The National Economic Commission
Jude Wanniski
February 25, 1988


The most promising aspect of the new, independent creature of Congress, the National Economic Commission, is that there is not a single trained economist among the 12 members. This means there are no completely closed minds on the panel. So there is at least a small possibility it will not do too much damage. The "job" of the commission, as George Will put it in his column, is to "provide momentum for painful recommendations and to provide political cover for those who enact them." Which is why the panel is already being referred to as the National Tax Commission. "Our debt crisis won't be solved without higher taxes and lower spending," says Lee lacocca, a commission member. "Our job will be to carry the news to the American people. And if we do our job right, all of it will be bad news. All of it will involve some pain." The idea came from Mario Cuomo and was hatched last month in the omnibus spending bill with the backing of Senator Dole, who expects to be President next March when the bipartisan commission reports on its blueprint for economic policy. The President-elect in November gets to name two added members, which means the recommendations will tilt toward his tastes.

It's much too early to speculate on what the commission will recommend. It will distill conventional wisdom as it gels after the November 1 elections, its report massaged to fit "political realities." The central operative idea is that whoever is President will have to have a recession in 1989 so the pain will be forgotten by re-election time in 1992. But if the deficit path is on a positive track by year's end, that will have important bearing on the Pain Plan. A year ago, Alan Greenspan asserted his belief in the therapeutic value of an '89 recession. Now he is pushing the hoary "crowding out" argument, telling Senator Proxmire that the economy will grow faster with spending cuts and tax increases because interest rates will fall on the lower federal borrowing requirement. Harvard's Larry Summers is making similar arguments with Michael Dukakis, but Dukakis is boasting about balancing budgets without raising taxes. Summers' mentor, Martin Feldstein, is in the George Bush camp. But interestingly, Bush has derided the need for this elite commission, arguing there are enough democratic institutions available to grapple with economic policy and sounding as fervent as Reagan in foreclosing tax hikes. Among the Democrats, Richard Gephardt has segued into a low-tax posture, attacking Albert Gore as an "elitist" and taxer.

As lacocca puts it: "We'll have to agree on the facts. Some ways to cut spending make good sense, and others just make good rhetoric. Some new taxes can help the American economy grow and become more competitive, and others can hurt it. We've got to agree on what's smart and what's not." That will not be easy. lacocca himself opposes an oil-import tax, which several others on the commission like. Lane Kirkland, Robert Strauss and Rep. Bill Grey would no doubt go for income-tax surcharges while some of the Republicans, like Pete Domenici, Drew Lewis, Donald Rumsfeld, and Rep. Bill Frenzel would be more amenable to "consumption" taxes, a la VAT, which would be poison to the auto industry. No consensus recommendations on spending cuts are likely to emerge, and there are no members known to see monetary reform as a means of cutting into debt-service costs.

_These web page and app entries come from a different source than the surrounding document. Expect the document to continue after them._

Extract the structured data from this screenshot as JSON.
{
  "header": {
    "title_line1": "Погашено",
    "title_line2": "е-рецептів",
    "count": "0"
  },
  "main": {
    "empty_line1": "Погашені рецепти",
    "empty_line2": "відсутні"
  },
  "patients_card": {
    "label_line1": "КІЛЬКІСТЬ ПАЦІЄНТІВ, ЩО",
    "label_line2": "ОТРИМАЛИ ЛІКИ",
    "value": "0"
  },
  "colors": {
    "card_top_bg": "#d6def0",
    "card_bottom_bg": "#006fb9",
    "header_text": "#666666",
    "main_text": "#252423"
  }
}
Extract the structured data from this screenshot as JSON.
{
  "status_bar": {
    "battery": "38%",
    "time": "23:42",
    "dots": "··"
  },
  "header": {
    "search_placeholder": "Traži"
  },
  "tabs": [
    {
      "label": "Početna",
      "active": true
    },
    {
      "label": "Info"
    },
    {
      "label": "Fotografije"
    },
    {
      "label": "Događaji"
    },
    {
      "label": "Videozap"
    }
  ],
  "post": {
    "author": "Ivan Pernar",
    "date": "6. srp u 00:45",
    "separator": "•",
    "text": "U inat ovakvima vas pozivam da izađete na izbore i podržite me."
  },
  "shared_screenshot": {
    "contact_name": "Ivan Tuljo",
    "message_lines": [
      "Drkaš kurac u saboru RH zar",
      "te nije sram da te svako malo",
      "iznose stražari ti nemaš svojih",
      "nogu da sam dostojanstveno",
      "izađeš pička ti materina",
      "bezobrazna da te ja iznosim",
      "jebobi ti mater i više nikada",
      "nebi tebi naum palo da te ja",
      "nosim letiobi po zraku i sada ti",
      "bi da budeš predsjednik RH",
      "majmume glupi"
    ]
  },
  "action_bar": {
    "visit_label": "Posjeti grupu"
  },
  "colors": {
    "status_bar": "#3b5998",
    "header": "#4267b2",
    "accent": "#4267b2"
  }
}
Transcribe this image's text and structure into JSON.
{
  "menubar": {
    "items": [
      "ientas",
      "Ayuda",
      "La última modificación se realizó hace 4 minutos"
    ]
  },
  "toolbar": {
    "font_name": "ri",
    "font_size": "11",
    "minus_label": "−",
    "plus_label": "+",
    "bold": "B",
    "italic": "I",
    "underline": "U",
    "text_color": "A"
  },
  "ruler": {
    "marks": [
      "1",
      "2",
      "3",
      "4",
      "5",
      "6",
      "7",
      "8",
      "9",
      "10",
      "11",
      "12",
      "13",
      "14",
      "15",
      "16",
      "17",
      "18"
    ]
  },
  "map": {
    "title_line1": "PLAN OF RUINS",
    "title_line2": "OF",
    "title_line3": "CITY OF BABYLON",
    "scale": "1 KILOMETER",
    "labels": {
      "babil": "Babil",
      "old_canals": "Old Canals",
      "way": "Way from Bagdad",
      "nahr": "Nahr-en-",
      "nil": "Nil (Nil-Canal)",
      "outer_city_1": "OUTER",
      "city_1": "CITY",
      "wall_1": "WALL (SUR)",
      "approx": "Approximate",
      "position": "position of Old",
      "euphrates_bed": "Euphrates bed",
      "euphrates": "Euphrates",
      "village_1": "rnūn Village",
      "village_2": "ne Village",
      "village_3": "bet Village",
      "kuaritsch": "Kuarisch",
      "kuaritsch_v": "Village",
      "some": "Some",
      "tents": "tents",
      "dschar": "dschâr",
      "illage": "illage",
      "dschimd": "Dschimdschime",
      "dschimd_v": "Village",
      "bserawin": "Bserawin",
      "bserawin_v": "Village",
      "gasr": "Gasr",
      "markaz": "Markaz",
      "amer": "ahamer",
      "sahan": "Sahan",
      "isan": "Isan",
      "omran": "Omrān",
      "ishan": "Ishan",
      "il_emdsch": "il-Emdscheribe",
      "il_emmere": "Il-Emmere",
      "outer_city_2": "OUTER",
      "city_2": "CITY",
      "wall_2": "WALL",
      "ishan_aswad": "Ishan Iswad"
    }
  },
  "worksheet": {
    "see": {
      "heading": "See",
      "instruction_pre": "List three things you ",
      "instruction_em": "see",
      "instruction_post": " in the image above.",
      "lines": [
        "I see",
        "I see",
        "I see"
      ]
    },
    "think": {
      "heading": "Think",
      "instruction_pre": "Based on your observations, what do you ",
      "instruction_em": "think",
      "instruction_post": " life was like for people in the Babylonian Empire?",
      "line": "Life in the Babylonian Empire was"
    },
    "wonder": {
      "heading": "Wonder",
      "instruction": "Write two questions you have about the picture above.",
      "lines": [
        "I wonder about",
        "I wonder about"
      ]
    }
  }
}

Still, it is a novel idea to put together a national economics commission without any economists. It will be most interesting to watch them wrestle with their Pain Plan and observe the result. There's even one chance in a dozen they will do some good. Let's hope they have it on C-SPAN.